recorded at home, these copies would need to be waded through, to find whatever content the owner fancied watching that day.
With the rise of digital technology, however, such physical collections have largely disappeared, replaced by copies that occupy virtually zero space, with thousands of movies, TV shows, music tracks, and photographs effortlessly stored on relatively cheap hard drives.
According to CreativeFuture, a pro-copyright coalition of more than 560 companies and organizations, Plex – which is basically a pretty media player – is helping to fan the flames of piracy. While there are some exceptions which we’ll come to shortly, people generally need to be in physical possession of movies or TV shows to watch them using Plex, with torrents providing the necessary material.

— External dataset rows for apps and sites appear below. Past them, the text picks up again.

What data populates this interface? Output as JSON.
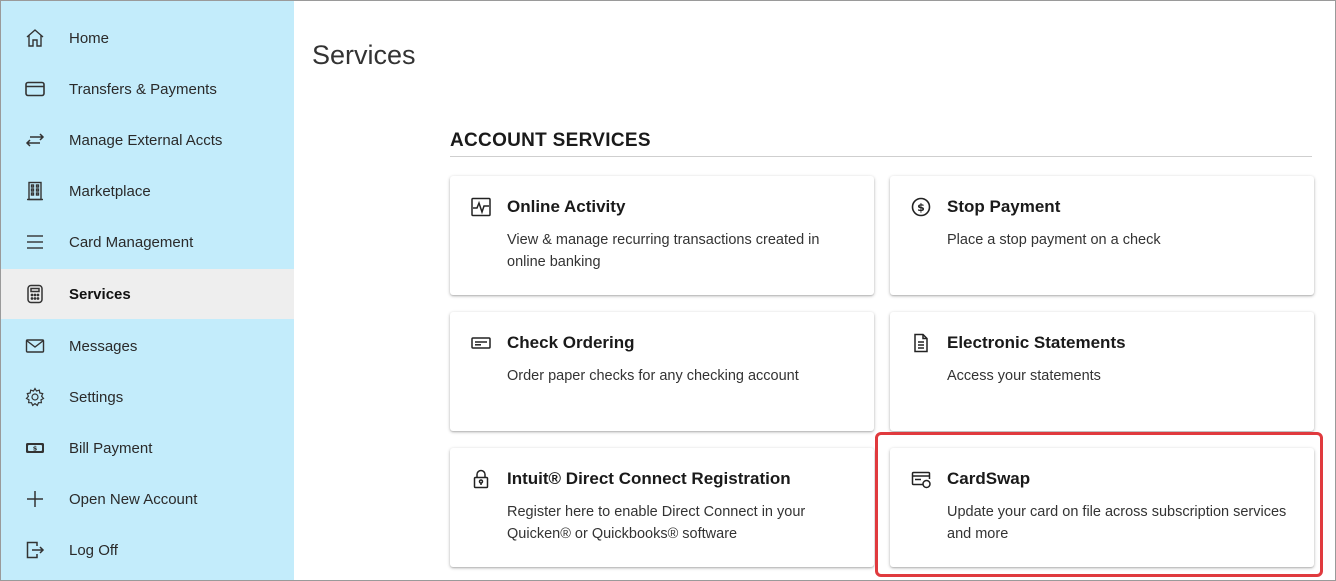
{
  "sidebar": {
    "items": [
      {
        "label": "Home",
        "icon": "home-icon",
        "active": false
      },
      {
        "label": "Transfers & Payments",
        "icon": "card-icon",
        "active": false
      },
      {
        "label": "Manage External Accts",
        "icon": "transfer-arrows-icon",
        "active": false
      },
      {
        "label": "Marketplace",
        "icon": "building-icon",
        "active": false
      },
      {
        "label": "Card Management",
        "icon": "menu-lines-icon",
        "active": false
      },
      {
        "label": "Services",
        "icon": "calculator-icon",
        "active": true
      },
      {
        "label": "Messages",
        "icon": "envelope-icon",
        "active": false
      },
      {
        "label": "Settings",
        "icon": "gear-icon",
        "active": false
      },
      {
        "label": "Bill Payment",
        "icon": "dollar-bill-icon",
        "active": false
      },
      {
        "label": "Open New Account",
        "icon": "plus-icon",
        "active": false
      },
      {
        "label": "Log Off",
        "icon": "logout-icon",
        "active": false
      }
    ]
  },
  "main": {
    "title": "Services",
    "section_heading": "ACCOUNT SERVICES",
    "cards": [
      {
        "title": "Online Activity",
        "icon": "activity-pulse-icon",
        "description": "View & manage recurring transactions created in online banking"
      },
      {
        "title": "Stop Payment",
        "icon": "dollar-circle-icon",
        "description": "Place a stop payment on a check"
      },
      {
        "title": "Check Ordering",
        "icon": "check-icon",
        "description": "Order paper checks for any checking account"
      },
      {
        "title": "Electronic Statements",
        "icon": "document-icon",
        "description": "Access your statements"
      },
      {
        "title": "Intuit® Direct Connect Registration",
        "icon": "lock-icon",
        "description": "Register here to enable Direct Connect in your Quicken® or Quickbooks® software"
      },
      {
        "title": "CardSwap",
        "icon": "card-swap-icon",
        "description": "Update your card on file across subscription services and more"
      }
    ]
  },
  "colors": {
    "sidebar_bg": "#c3ecfb",
    "active_item_bg": "#eeeeee",
    "highlight_border": "#e03a3e"
  }
}
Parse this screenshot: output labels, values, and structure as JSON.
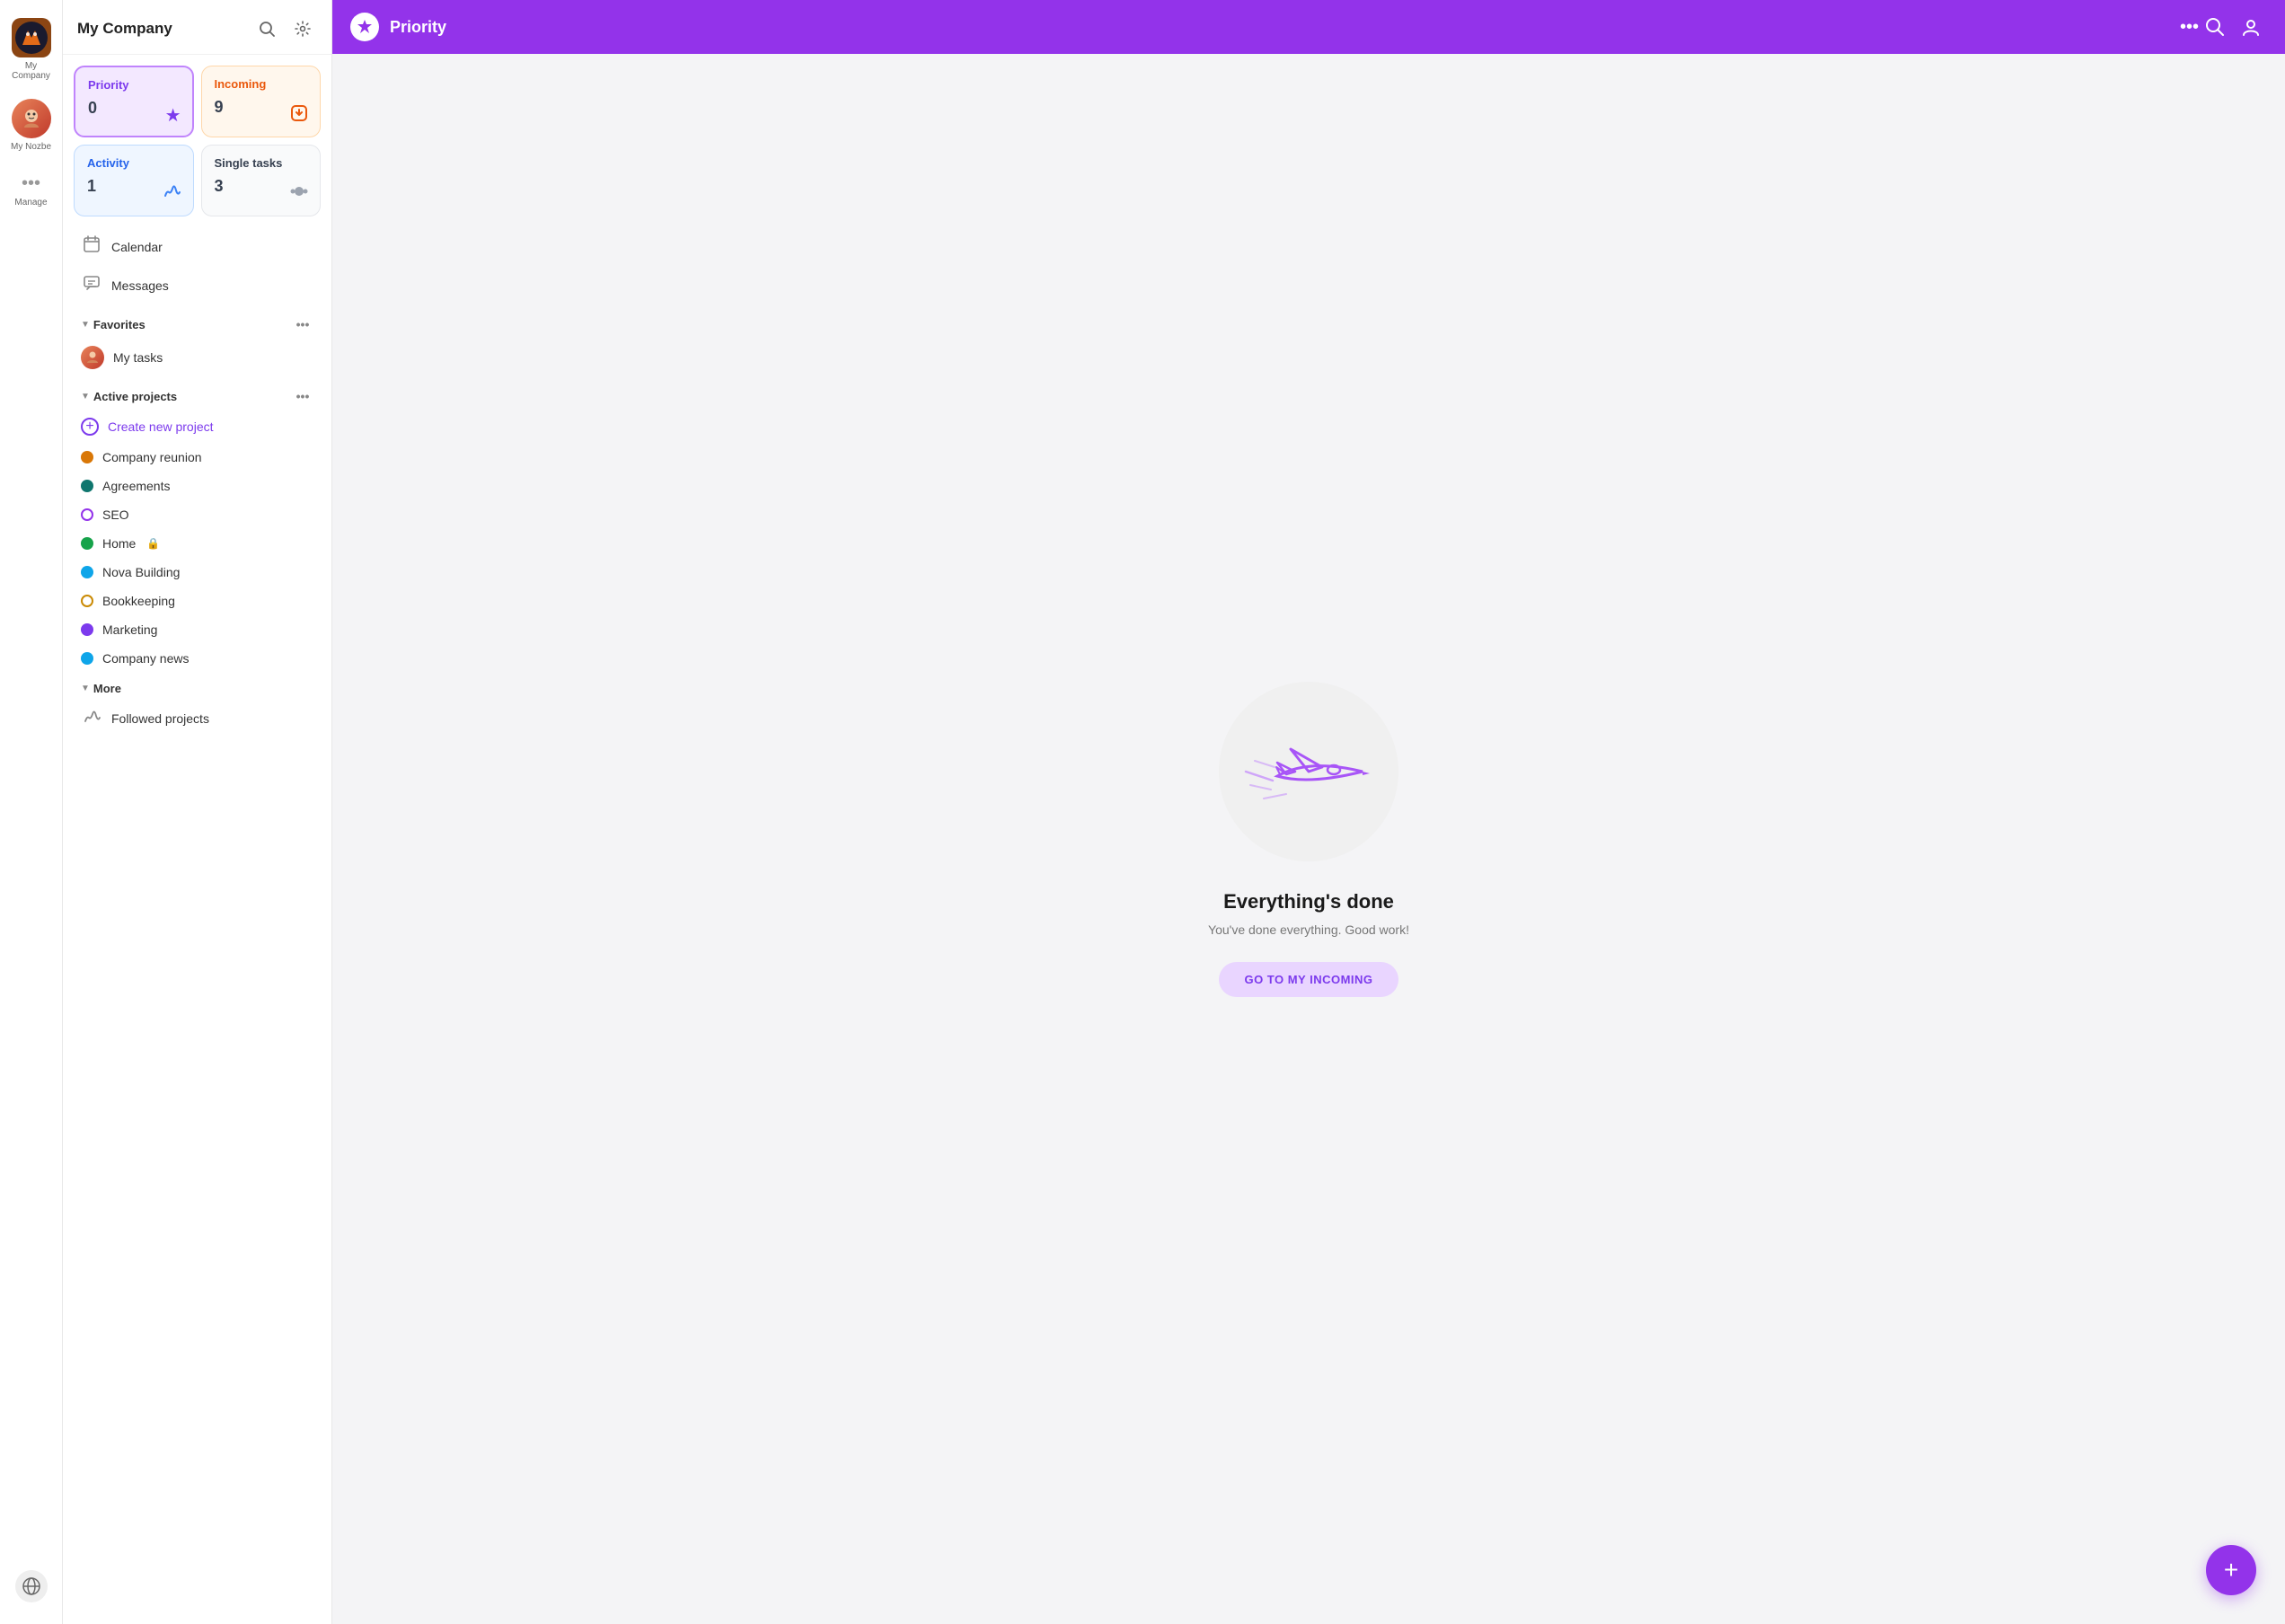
{
  "iconBar": {
    "companyLabel": "My Company",
    "nozbeLabel": "My Nozbe",
    "manageLabel": "Manage"
  },
  "sidebar": {
    "title": "My Company",
    "searchAriaLabel": "Search",
    "settingsAriaLabel": "Settings",
    "quickCards": [
      {
        "id": "priority",
        "label": "Priority",
        "count": "0",
        "iconSymbol": "★",
        "type": "priority"
      },
      {
        "id": "incoming",
        "label": "Incoming",
        "count": "9",
        "iconSymbol": "⬇",
        "type": "incoming"
      },
      {
        "id": "activity",
        "label": "Activity",
        "count": "1",
        "iconSymbol": "📡",
        "type": "activity"
      },
      {
        "id": "single-tasks",
        "label": "Single tasks",
        "count": "3",
        "iconSymbol": "⬟",
        "type": "single-tasks"
      }
    ],
    "navItems": [
      {
        "id": "calendar",
        "label": "Calendar",
        "icon": "📅"
      },
      {
        "id": "messages",
        "label": "Messages",
        "icon": "💬"
      }
    ],
    "favorites": {
      "label": "Favorites",
      "items": [
        {
          "id": "my-tasks",
          "label": "My tasks"
        }
      ]
    },
    "activeProjects": {
      "label": "Active projects",
      "createLabel": "Create new project",
      "items": [
        {
          "id": "company-reunion",
          "label": "Company reunion",
          "color": "#d97706",
          "hollow": false
        },
        {
          "id": "agreements",
          "label": "Agreements",
          "color": "#0f766e",
          "hollow": false
        },
        {
          "id": "seo",
          "label": "SEO",
          "color": "#9333ea",
          "hollow": true,
          "borderColor": "#9333ea"
        },
        {
          "id": "home",
          "label": "Home",
          "color": "#16a34a",
          "hollow": false,
          "locked": true
        },
        {
          "id": "nova-building",
          "label": "Nova Building",
          "color": "#0ea5e9",
          "hollow": false
        },
        {
          "id": "bookkeeping",
          "label": "Bookkeeping",
          "color": "#ca8a04",
          "hollow": true,
          "borderColor": "#ca8a04"
        },
        {
          "id": "marketing",
          "label": "Marketing",
          "color": "#7c3aed",
          "hollow": false
        },
        {
          "id": "company-news",
          "label": "Company news",
          "color": "#0ea5e9",
          "hollow": false
        }
      ]
    },
    "more": {
      "label": "More",
      "items": [
        {
          "id": "followed-projects",
          "label": "Followed projects",
          "icon": "📡"
        }
      ]
    }
  },
  "mainHeader": {
    "title": "Priority",
    "searchLabel": "Search"
  },
  "emptyState": {
    "title": "Everything's done",
    "subtitle": "You've done everything. Good work!",
    "buttonLabel": "GO TO MY INCOMING"
  },
  "fab": {
    "label": "+"
  }
}
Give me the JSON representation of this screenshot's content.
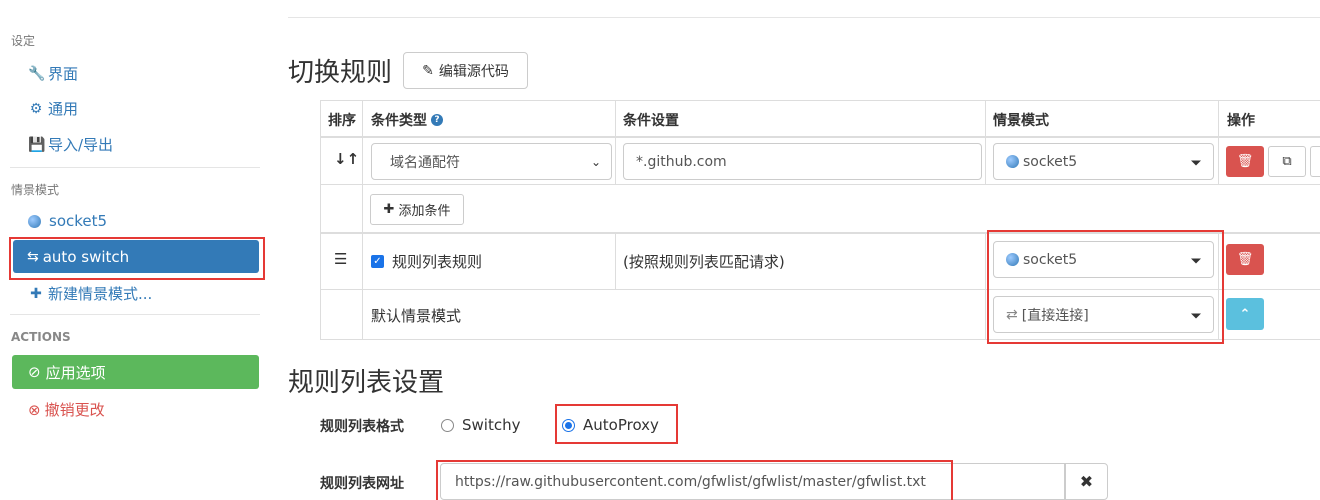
{
  "sidebar": {
    "settings_header": "设定",
    "items_settings": [
      {
        "label": "界面",
        "icon": "wrench-icon"
      },
      {
        "label": "通用",
        "icon": "gear-icon"
      },
      {
        "label": "导入/导出",
        "icon": "floppy-icon"
      }
    ],
    "profiles_header": "情景模式",
    "profiles": [
      {
        "label": "socket5",
        "icon": "globe-icon"
      },
      {
        "label": "auto switch",
        "icon": "retweet-icon",
        "active": true
      },
      {
        "label": "新建情景模式...",
        "icon": "plus-icon"
      }
    ],
    "actions_header": "ACTIONS",
    "apply_label": "应用选项",
    "discard_label": "撤销更改"
  },
  "switch_rules": {
    "title": "切换规则",
    "edit_source_label": "编辑源代码",
    "headers": {
      "sort": "排序",
      "condition_type": "条件类型",
      "condition_setting": "条件设置",
      "profile": "情景模式",
      "actions": "操作"
    },
    "rule": {
      "condition_type": "域名通配符",
      "condition_value": "*.github.com",
      "profile": "socket5"
    },
    "add_condition_label": "添加条件",
    "rule_list_row": {
      "label": "规则列表规则",
      "desc": "(按照规则列表匹配请求)",
      "profile": "socket5"
    },
    "default_row": {
      "label": "默认情景模式",
      "profile": "[直接连接]"
    }
  },
  "rule_list_settings": {
    "title": "规则列表设置",
    "format_label": "规则列表格式",
    "format_options": [
      "Switchy",
      "AutoProxy"
    ],
    "format_selected": "AutoProxy",
    "url_label": "规则列表网址",
    "url_value": "https://raw.githubusercontent.com/gfwlist/gfwlist/master/gfwlist.txt"
  },
  "colors": {
    "link": "#337ab7",
    "active_bg": "#337ab7",
    "apply_bg": "#5cb85c",
    "danger": "#d9534f",
    "info": "#5bc0de",
    "highlight": "#e53935"
  }
}
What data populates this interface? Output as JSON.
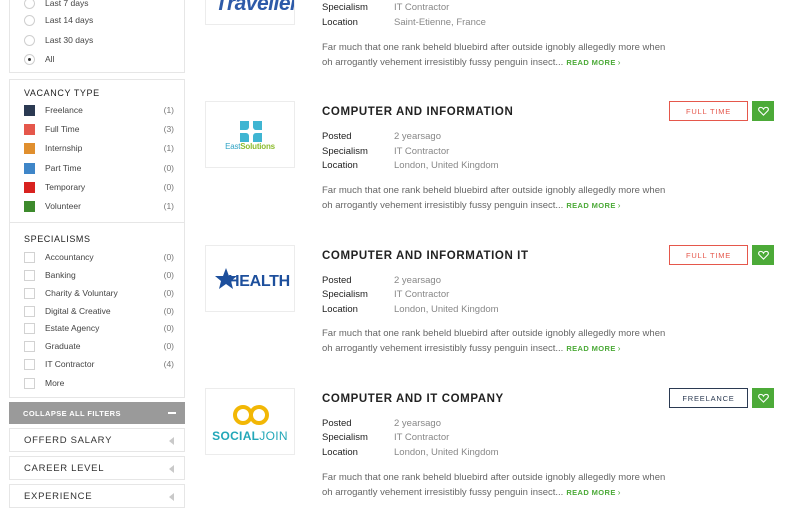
{
  "sidebar": {
    "date_posted": [
      {
        "label": "Last 7 days",
        "checked": false
      },
      {
        "label": "Last 14 days",
        "checked": false
      },
      {
        "label": "Last 30 days",
        "checked": false
      },
      {
        "label": "All",
        "checked": true
      }
    ],
    "vacancy_type": {
      "heading": "VACANCY TYPE",
      "items": [
        {
          "label": "Freelance",
          "count": "(1)",
          "color": "#2b3a52"
        },
        {
          "label": "Full Time",
          "count": "(3)",
          "color": "#e5574b"
        },
        {
          "label": "Internship",
          "count": "(1)",
          "color": "#e08f2e"
        },
        {
          "label": "Part Time",
          "count": "(0)",
          "color": "#3f86c8"
        },
        {
          "label": "Temporary",
          "count": "(0)",
          "color": "#d8221f"
        },
        {
          "label": "Volunteer",
          "count": "(1)",
          "color": "#3d8a2c"
        }
      ]
    },
    "specialisms": {
      "heading": "SPECIALISMS",
      "items": [
        {
          "label": "Accountancy",
          "count": "(0)"
        },
        {
          "label": "Banking",
          "count": "(0)"
        },
        {
          "label": "Charity & Voluntary",
          "count": "(0)"
        },
        {
          "label": "Digital & Creative",
          "count": "(0)"
        },
        {
          "label": "Estate Agency",
          "count": "(0)"
        },
        {
          "label": "Graduate",
          "count": "(0)"
        },
        {
          "label": "IT Contractor",
          "count": "(4)"
        }
      ],
      "more_label": "More"
    },
    "collapse_label": "COLLAPSE ALL FILTERS",
    "accordions": [
      "OFFERD SALARY",
      "CAREER LEVEL",
      "EXPERIENCE"
    ]
  },
  "jobs": [
    {
      "title": "",
      "logo_text": "Traveller",
      "specialism_label": "Specialism",
      "specialism": "IT Contractor",
      "location_label": "Location",
      "location": "Saint-Etienne, France",
      "desc_line1": "Far much that one rank beheld bluebird after outside ignobly allegedly more when",
      "desc_line2": "oh arrogantly vehement irresistibly fussy penguin insect...",
      "read_more": "READ MORE"
    },
    {
      "title": "COMPUTER AND INFORMATION",
      "badge": "FULL TIME",
      "logo_text_a": "East",
      "logo_text_b": "Solutions",
      "posted_label": "Posted",
      "posted": "2 yearsago",
      "specialism_label": "Specialism",
      "specialism": "IT Contractor",
      "location_label": "Location",
      "location": "London, United Kingdom",
      "desc_line1": "Far much that one rank beheld bluebird after outside ignobly allegedly more when",
      "desc_line2": "oh arrogantly vehement irresistibly fussy penguin insect...",
      "read_more": "READ MORE"
    },
    {
      "title": "COMPUTER AND INFORMATION IT",
      "badge": "FULL TIME",
      "logo_text": "HEALTH",
      "posted_label": "Posted",
      "posted": "2 yearsago",
      "specialism_label": "Specialism",
      "specialism": "IT Contractor",
      "location_label": "Location",
      "location": "London, United Kingdom",
      "desc_line1": "Far much that one rank beheld bluebird after outside ignobly allegedly more when",
      "desc_line2": "oh arrogantly vehement irresistibly fussy penguin insect...",
      "read_more": "READ MORE"
    },
    {
      "title": "COMPUTER AND IT COMPANY",
      "badge": "FREELANCE",
      "logo_text_a": "SOCIAL",
      "logo_text_b": "JOIN",
      "posted_label": "Posted",
      "posted": "2 yearsago",
      "specialism_label": "Specialism",
      "specialism": "IT Contractor",
      "location_label": "Location",
      "location": "London, United Kingdom",
      "desc_line1": "Far much that one rank beheld bluebird after outside ignobly allegedly more when",
      "desc_line2": "oh arrogantly vehement irresistibly fussy penguin insect...",
      "read_more": "READ MORE"
    }
  ],
  "colors": {
    "accent_green": "#4caa38",
    "full_time_red": "#e5574b",
    "freelance_navy": "#2b3a52"
  }
}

“[T]he problem now finds itself on a dangerous precipice where it could easily slip right back into becoming a crisis again, as it was in the mid-2000s – before streaming was all the rage,”
Creative Future writes.
“Thanks to a rapidly growing media application called Plex, torrent-based piracy is back in vogue, and better than ever (for criminals who have no problem with profiting from content that doesn’t belong to them, that is).”
To set the scene, that Plex is some kind of ‘rogue’ application, CreativeFuture (CF) aligns the media player with another piece of software, one that has also suffered reputational damage as a result of its users’ activities. The choice of adjective to describe both is particularly interesting.
“To understand what Plex is and how it functions, it is helpful to look at Kodi – another dangerous digital media player that we have written about repeatedly here at CreativeFuture,”
In this respect, CF claims that like “most” tech platforms, Plex is doing what it can to avoid accountability.
“In turning a blind eye to its piracy problem, Plex has joined the ranks of internet heavyweights who refuse to take responsibility for the criminal behavior on their platforms,”
the copyright coalition notes.
“With heightened scrutiny on the biggest platforms, lawmakers across the country, and abroad, have increasingly demonstrated less tolerance for tech companies that sidestep law and order in their relentless quest for user growth.”
Quite what CF believes Plex should do isn’t covered. If we take current industry strategies as a benchmark, we might guess that the organization would encourage the use of some kind of pro-active filtering mechanism, which would prevent Plex users from adding potentially infringing material to their own computers.
Of course, that would mean massive implications for end-user privacy, almost impossible calculations to determine who is allowed to add content to a library within the law in multiple jurisdictions, plus an inevitable backlash and migration to other platforms that reject such intrusions. It would also require the company behind Plex to get deeply involved and therefore acquire ‘knowledge’ of infringing user behavior, something that raises all kinds of red flags.
“Over time, we’ll be adding more stuff from different studios and creators — from Oscar-winning Hollywood movies to the latest from India, Russia, China, Japan, Africa, Latin America, Australia, New Zealand, and Europe to really cool independent movies fresh off the festival circuit,”
the company said.
That Plex now finds itself in the firing line isn’t really a surprise – if Reddit is a “notorious” enabler of piracy, then any company with end users could find itself tarred with the same brush. TorrentFreak contacted the software developer for its opinion on the latest set of claims but at the time of publication, Plex chose to remain silent.